Your task — Note each line in the data below that holds "this", and copy it.

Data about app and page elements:
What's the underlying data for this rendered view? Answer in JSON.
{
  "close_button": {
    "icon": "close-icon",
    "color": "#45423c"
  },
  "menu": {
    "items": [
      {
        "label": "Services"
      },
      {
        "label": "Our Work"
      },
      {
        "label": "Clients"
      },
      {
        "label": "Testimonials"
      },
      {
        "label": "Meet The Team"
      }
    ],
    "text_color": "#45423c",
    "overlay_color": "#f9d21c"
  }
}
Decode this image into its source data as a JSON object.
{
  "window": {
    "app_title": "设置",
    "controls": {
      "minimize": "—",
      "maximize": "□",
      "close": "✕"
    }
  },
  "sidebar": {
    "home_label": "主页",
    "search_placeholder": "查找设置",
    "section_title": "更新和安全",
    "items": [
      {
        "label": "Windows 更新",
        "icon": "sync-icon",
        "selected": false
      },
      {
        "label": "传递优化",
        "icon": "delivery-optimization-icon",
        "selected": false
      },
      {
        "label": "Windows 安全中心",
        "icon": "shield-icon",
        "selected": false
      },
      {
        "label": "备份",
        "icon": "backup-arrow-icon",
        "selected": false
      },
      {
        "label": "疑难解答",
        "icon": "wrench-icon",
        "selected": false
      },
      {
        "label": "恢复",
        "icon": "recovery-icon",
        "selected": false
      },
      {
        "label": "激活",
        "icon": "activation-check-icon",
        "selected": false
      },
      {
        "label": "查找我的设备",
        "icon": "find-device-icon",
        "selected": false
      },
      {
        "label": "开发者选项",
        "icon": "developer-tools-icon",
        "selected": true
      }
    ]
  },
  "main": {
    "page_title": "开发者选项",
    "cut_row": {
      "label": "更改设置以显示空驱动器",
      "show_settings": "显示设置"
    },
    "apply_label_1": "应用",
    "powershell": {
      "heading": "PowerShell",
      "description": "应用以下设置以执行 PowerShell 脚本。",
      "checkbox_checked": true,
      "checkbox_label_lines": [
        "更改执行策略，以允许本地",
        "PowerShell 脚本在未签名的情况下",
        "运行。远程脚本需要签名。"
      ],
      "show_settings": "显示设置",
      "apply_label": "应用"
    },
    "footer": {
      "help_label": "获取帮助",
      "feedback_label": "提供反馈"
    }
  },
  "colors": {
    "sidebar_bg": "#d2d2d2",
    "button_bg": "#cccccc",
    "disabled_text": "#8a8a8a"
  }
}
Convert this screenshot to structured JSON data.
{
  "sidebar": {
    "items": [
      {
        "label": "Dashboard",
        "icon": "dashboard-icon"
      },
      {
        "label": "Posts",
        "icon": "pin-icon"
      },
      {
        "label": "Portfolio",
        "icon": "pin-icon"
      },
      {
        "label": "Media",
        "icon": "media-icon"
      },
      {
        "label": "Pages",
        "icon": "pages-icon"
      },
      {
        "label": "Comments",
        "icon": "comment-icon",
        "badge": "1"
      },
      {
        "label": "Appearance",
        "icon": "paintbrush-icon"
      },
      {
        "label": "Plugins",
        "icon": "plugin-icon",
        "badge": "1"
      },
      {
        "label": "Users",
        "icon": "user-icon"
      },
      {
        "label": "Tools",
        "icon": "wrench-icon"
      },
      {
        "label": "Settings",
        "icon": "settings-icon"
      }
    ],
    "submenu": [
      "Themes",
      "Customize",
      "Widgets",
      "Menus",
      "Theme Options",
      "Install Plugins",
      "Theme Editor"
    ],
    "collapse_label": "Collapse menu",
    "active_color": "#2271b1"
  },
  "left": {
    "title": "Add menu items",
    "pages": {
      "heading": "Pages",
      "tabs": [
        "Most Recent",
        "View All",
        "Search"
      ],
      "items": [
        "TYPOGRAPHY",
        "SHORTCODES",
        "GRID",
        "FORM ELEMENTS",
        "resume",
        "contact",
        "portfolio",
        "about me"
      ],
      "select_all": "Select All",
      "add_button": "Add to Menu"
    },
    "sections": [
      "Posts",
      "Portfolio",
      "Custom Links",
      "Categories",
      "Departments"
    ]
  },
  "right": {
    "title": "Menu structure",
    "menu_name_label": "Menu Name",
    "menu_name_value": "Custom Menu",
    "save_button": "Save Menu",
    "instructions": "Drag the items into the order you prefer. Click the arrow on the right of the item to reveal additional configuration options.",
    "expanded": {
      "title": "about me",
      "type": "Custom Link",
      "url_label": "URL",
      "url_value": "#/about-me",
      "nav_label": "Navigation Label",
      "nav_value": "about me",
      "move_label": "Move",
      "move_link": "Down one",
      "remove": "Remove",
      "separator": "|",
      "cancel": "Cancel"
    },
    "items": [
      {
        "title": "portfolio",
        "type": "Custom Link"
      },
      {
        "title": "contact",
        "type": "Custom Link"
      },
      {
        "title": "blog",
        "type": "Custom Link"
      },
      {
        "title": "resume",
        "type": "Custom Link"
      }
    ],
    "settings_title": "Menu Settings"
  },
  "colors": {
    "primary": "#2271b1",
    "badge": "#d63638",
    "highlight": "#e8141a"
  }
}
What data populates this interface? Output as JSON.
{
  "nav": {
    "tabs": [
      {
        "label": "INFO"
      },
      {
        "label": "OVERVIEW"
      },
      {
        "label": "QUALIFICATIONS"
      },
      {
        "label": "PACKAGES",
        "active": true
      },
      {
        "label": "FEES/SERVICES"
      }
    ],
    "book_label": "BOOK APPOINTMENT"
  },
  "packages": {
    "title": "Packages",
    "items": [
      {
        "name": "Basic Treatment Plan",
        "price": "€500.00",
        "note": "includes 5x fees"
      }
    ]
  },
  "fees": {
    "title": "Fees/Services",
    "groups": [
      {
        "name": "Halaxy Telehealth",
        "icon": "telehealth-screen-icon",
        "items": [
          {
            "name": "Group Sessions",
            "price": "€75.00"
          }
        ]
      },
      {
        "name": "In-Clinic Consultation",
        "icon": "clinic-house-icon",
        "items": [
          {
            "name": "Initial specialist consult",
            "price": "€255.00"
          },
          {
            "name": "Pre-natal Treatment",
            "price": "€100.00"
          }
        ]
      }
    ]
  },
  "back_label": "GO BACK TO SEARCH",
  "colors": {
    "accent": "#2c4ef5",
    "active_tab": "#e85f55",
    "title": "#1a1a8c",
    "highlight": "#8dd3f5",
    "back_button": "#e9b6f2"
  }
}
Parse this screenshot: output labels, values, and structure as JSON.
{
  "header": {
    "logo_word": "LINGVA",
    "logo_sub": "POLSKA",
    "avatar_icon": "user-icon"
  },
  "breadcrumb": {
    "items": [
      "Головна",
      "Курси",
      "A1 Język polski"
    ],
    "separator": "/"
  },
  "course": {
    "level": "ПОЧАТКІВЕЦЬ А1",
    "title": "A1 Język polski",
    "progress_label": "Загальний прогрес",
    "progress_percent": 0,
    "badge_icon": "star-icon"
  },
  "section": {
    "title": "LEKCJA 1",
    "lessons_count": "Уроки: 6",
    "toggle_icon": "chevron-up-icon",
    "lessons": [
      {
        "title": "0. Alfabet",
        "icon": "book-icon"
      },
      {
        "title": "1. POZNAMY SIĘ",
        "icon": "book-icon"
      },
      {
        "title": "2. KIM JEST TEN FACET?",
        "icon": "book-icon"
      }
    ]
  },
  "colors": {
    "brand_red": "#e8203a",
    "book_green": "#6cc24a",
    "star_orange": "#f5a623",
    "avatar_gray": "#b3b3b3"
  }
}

Task response —
What's the underlying data for this rendered view? Answer in JSON.
Decode this image into its source data as a JSON object.
Convert this screenshot to structured JSON data.
What data populates this interface? Output as JSON.
Parse this screenshot: output labels, values, and structure as JSON.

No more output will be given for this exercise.